For some reason, I have always relied on lists for the general management of my day-to-day life. My wife and I make grocery lists almost every time we shop. We’re also both inveterate to-do list makers; she creates a fresh one every morning, and I keep a perpetually-updated list that I synchronize between my phone, my laptop, and my iPad. (You can tell why we’re married, can’t you?) I’ve been making lists since I was young teenager, and I don’t expect to stop any time soon. They’re far too useful to me.
Not all of the lists I make are for getting things done, however, or forÂ the management of life’s necessities. I keep a list of all the North American bird species I’ve seen, as I wrote about here. My wife and I have also occasionally kept a list of the movies we’ve watched, along with a capsule review of each one, in a nice leather journal that sits near our television, though that one has lapsed of late. And off and on, for several years now, I’ve kept a variety of lists of the books I’ve read, for reasons I really don’t fathom.

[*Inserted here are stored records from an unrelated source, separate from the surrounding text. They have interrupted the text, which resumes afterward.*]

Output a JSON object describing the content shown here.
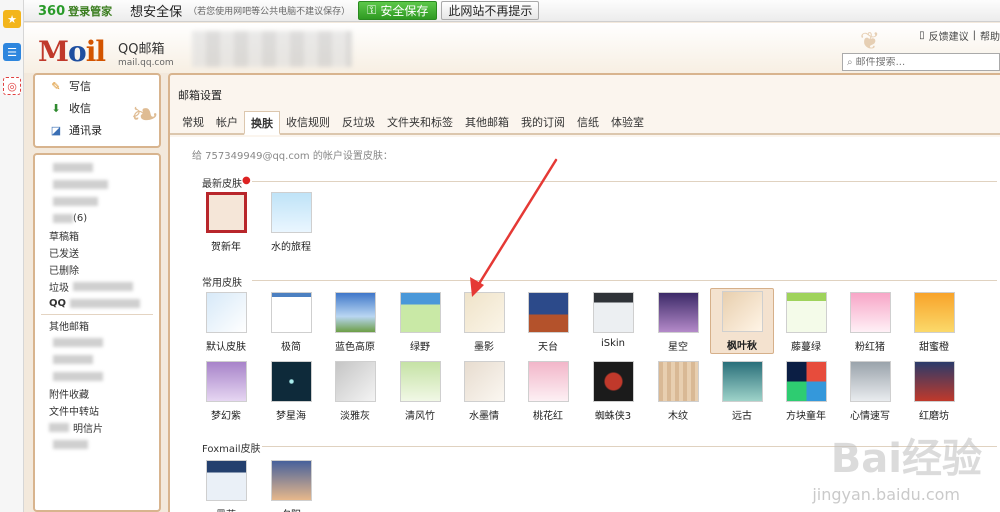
{
  "notice_bar": {
    "brand": "360",
    "brand_sub": "登录管家",
    "message": "想安全保",
    "message_tail": "（若您使用网吧等公共电脑不建议保存）",
    "save_button": "安全保存",
    "noshow_button": "此网站不再提示"
  },
  "header": {
    "logo_m": "M",
    "logo_o": "o",
    "logo_il": "il",
    "product": "QQ邮箱",
    "domain": "mail.qq.com",
    "links": [
      "反馈建议",
      "帮助"
    ],
    "search_placeholder": "邮件搜索..."
  },
  "nav": {
    "compose": "写信",
    "inbox": "收信",
    "contacts": "通讯录",
    "folders": [
      "",
      "",
      "",
      "(6)",
      "草稿箱",
      "已发送",
      "已删除",
      "垃圾",
      "QQ",
      "",
      "其他邮箱",
      "",
      "",
      "",
      "附件收藏",
      "文件中转站",
      "明信片",
      ""
    ]
  },
  "main": {
    "title": "邮箱设置",
    "tabs": [
      "常规",
      "帐户",
      "换肤",
      "收信规则",
      "反垃圾",
      "文件夹和标签",
      "其他邮箱",
      "我的订阅",
      "信纸",
      "体验室"
    ],
    "active_tab": "换肤",
    "hint": "给 757349949@qq.com 的帐户设置皮肤：",
    "section_new": "最新皮肤",
    "section_common": "常用皮肤",
    "section_foxmail": "Foxmail皮肤",
    "new_skins": [
      "贺新年",
      "水的旅程"
    ],
    "common_row1": [
      "默认皮肤",
      "极简",
      "蓝色高原",
      "绿野",
      "墨影",
      "天台",
      "iSkin",
      "星空",
      "枫叶秋",
      "藤蔓绿",
      "粉红猪",
      "甜蜜橙"
    ],
    "common_row2": [
      "梦幻紫",
      "梦星海",
      "淡雅灰",
      "清风竹",
      "水墨情",
      "桃花红",
      "蜘蛛侠3",
      "木纹",
      "远古",
      "方块童年",
      "心情速写",
      "红磨坊"
    ],
    "foxmail_skins": [
      "墨蓝",
      "夕阳"
    ],
    "selected_skin": "枫叶秋"
  },
  "watermark": {
    "brand": "Bai经验",
    "url": "jingyan.baidu.com"
  },
  "colors": {
    "accent": "#d8b48e",
    "arrow": "#e53935",
    "save_green": "#2f9a22"
  }
}
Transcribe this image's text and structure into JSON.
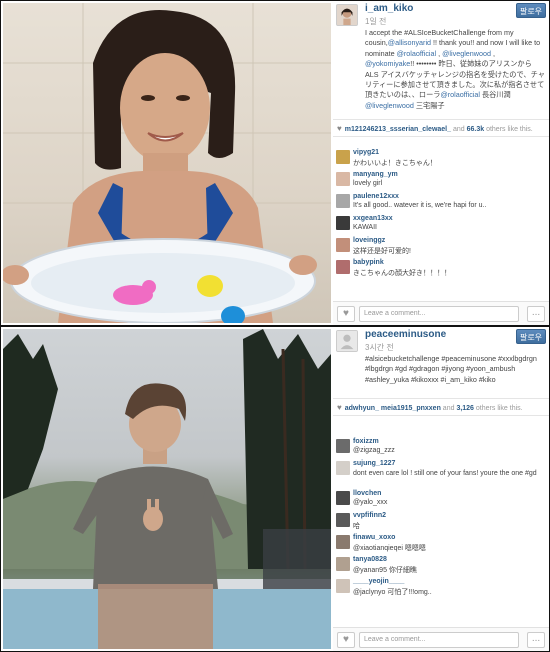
{
  "post1": {
    "username": "i_am_kiko",
    "time": "1일 전",
    "follow_label": "팔로우",
    "caption": {
      "part1": "I accept the #ALSIceBucketChallenge from my cousin,",
      "mention1": "@allisonyarid",
      "part2": " !! thank you!! and now I will like to nominate ",
      "mention2": "@rolaofficial",
      "part3": " , ",
      "mention3": "@liveglenwood",
      "part4": " , ",
      "mention4": "@yokomiyake",
      "part5": "!! •••••••• 昨日、従姉妹のアリスンからALS アイスバケッチャレンジの指名を受けたので、チャリティーに参加させて頂きました。次に私が指名させて頂きたいのは、、ローラ",
      "mention5": "@rolaofficial",
      "part6": " 長谷川潤",
      "mention6": "@liveglenwood",
      "part7": " 三宅陽子"
    },
    "likes": {
      "users": "m121246213_ssserian_clewael_",
      "rest": " and ",
      "count": "66.3k",
      "suffix": " others like this."
    },
    "comments": [
      {
        "user": "vipyg21",
        "text": "かわいいよ！きこちゃん！",
        "avatar_color": "#c9a24b"
      },
      {
        "user": "manyang_ym",
        "text": "lovely girl",
        "avatar_color": "#d9b8a4"
      },
      {
        "user": "paulene12xxx",
        "text": "It's all good.. watever it is, we're hapi for u..",
        "avatar_color": "#a7a7a7"
      },
      {
        "user": "xxgean13xx",
        "text": "KAWAII",
        "avatar_color": "#3a3a3a"
      },
      {
        "user": "loveinggz",
        "text": "这样还是好可爱的!",
        "avatar_color": "#c28f7a"
      },
      {
        "user": "babypink",
        "text": "きこちゃんの顔大好き！！！！",
        "avatar_color": "#b06d6d"
      }
    ],
    "comment_placeholder": "Leave a comment...",
    "more_label": "..."
  },
  "post2": {
    "username": "peaceeminusone",
    "time": "3시간 전",
    "follow_label": "팔로우",
    "caption": "#alsicebucketchallenge #peaceminusone #xxxlbgdrgn #lbgdrgn #gd #gdragon #jiyong #yoon_ambush #ashley_yuka #kikoxxx #i_am_kiko #kiko",
    "likes": {
      "users": "adwhyun_ meia1915_pnxxen",
      "rest": " and ",
      "count": "3,126",
      "suffix": " others like this."
    },
    "comments": [
      {
        "user": "foxizzm",
        "text": "@zigzag_zzz",
        "avatar_color": "#6b6b6b"
      },
      {
        "user": "sujung_1227",
        "text": "dont even care lol ! still one of your fans! youre the one #gd",
        "avatar_color": "#d4cfc9"
      },
      {
        "user": "llovchen",
        "text": "@yalo_xxx",
        "avatar_color": "#4a4a4a"
      },
      {
        "user": "vvpfifinn2",
        "text": "哈",
        "avatar_color": "#5a5a5a"
      },
      {
        "user": "finawu_xoxo",
        "text": "@xiaotianqieqei 嗯嗯嗯",
        "avatar_color": "#8a7a6e"
      },
      {
        "user": "tanya0828",
        "text": "@yanan95 你仔細瞧",
        "avatar_color": "#b0a090"
      },
      {
        "user": "____yeojin____",
        "text": "@jaclynyo 可怕了!!!omg..",
        "avatar_color": "#cfc3b8"
      }
    ],
    "comment_placeholder": "Leave a comment...",
    "more_label": "..."
  }
}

After a long break, I have decided to revive that tradition. You will now note, in this blog’s navigation, a new Reading List page on which I’ll be tracking the books I consume. (I also read a few magazines and the Sunday paper, but I don’t find those to be worth recording for some reason.) I may not tackle many; I used to consume as many as 100 books in twelve months, but I have a young son now, and my time for reading is short. Iâ€™ll get to what I get to.
To be honest, I have no idea why I’ve chosen to do this. I will, however, keep it up for a while… perhaps in hope of figuring out why I’m inclined to do it. My hope is not to tell anyone else what to read, I hasten to note. The wandering one does through books is very personal, and in my experience, very little success comes from proscribing a reading selection. If you like what I link to â€” and Iâ€™ll be linking to the Amazon.com entry for each book, but not because Iâ€™m a member of any kind of affiliate program â€” great. Read and weâ€™ll talk. But if you donâ€™t care for whatâ€™s been on my shelves (and on my iPad), let it go. Itâ€™s just my path: you donâ€™t have to follow.
One note of difference from my previous reading lists: youâ€™ll note that Iâ€™ve also included mention of books I abandoned after starting. The time for reading is too short to persist inÂ consuming what doesnâ€™t feel important or enthralling. Iâ€™m sharing the books I stopped reading not to suggest that they arenâ€™t any good, but to emphasize the point that the precious commodity of reading time should not be taken for granted in this life. If you arenâ€™t moved by whatâ€™s in front of you, say goodbye.
I feel as if this post wouldn’t be complete if I failed to mention the two great books on the subject of lists and collections that I happen to have read last year. If, like me, you consider the sort of “useful” lists I’ve described to be essential to your daily living, you might enjoy The Checklist Manifesto by Atul Gawande… if only in that it will make you feel better about your wise decision to rely on lists. And if, like me, you find the notion of lists-as-collections bizarrely compelling, then you simply must read William Davies King’sÂ Collections of Nothing. A stranger book on the subject has perhaps never been written.